__EXERCISE DIRECTIONS__. Among the entries that follow, find every line with the word "kind" and copy it.
*** INPUT RECORDS ***
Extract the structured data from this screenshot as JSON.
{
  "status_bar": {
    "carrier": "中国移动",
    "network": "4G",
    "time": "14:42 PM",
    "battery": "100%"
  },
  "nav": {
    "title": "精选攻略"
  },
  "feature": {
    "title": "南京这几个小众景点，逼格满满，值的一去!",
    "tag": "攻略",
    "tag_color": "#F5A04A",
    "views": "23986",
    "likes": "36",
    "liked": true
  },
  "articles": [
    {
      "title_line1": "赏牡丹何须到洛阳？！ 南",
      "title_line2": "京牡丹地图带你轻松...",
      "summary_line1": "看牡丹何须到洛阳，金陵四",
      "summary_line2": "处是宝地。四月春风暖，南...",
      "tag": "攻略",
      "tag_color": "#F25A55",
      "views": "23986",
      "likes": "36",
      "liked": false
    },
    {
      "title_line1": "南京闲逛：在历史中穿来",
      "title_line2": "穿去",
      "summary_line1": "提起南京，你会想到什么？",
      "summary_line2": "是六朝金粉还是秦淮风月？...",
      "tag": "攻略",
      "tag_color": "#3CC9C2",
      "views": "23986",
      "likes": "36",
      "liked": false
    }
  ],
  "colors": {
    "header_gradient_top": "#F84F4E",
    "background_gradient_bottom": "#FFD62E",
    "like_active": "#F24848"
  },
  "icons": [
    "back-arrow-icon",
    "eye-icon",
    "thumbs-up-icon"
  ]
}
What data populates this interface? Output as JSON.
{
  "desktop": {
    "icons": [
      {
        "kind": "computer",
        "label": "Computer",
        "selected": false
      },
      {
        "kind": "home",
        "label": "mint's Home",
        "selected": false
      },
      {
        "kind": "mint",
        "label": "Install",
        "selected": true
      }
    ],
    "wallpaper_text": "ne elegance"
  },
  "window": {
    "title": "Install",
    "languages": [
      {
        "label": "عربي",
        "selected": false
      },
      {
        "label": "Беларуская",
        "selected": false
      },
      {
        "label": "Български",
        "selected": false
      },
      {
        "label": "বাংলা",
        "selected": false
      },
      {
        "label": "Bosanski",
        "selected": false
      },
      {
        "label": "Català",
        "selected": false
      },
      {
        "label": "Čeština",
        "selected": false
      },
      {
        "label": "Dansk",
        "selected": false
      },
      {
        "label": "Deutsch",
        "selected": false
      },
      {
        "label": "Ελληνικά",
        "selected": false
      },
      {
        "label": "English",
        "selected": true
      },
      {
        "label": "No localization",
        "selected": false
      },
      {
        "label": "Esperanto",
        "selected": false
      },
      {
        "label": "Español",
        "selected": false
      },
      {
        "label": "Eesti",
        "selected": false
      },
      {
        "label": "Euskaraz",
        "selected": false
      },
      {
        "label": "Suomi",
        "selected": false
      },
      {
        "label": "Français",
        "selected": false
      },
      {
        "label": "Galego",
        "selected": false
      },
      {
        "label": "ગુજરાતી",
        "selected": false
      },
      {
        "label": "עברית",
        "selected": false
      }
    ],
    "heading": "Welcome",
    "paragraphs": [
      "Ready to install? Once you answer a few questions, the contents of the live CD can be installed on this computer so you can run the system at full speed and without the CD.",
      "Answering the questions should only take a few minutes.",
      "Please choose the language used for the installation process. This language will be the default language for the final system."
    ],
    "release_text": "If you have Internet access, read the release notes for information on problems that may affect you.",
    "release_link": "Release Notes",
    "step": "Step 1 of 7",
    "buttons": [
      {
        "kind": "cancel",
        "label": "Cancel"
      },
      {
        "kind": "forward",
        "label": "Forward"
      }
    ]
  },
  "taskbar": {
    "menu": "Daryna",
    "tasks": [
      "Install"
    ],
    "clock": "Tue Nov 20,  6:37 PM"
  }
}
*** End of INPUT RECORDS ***
__COMPLETED TASK__.
        "kind": "computer",
        "kind": "home",
        "kind": "mint",
        "kind": "cancel",
        "kind": "forward",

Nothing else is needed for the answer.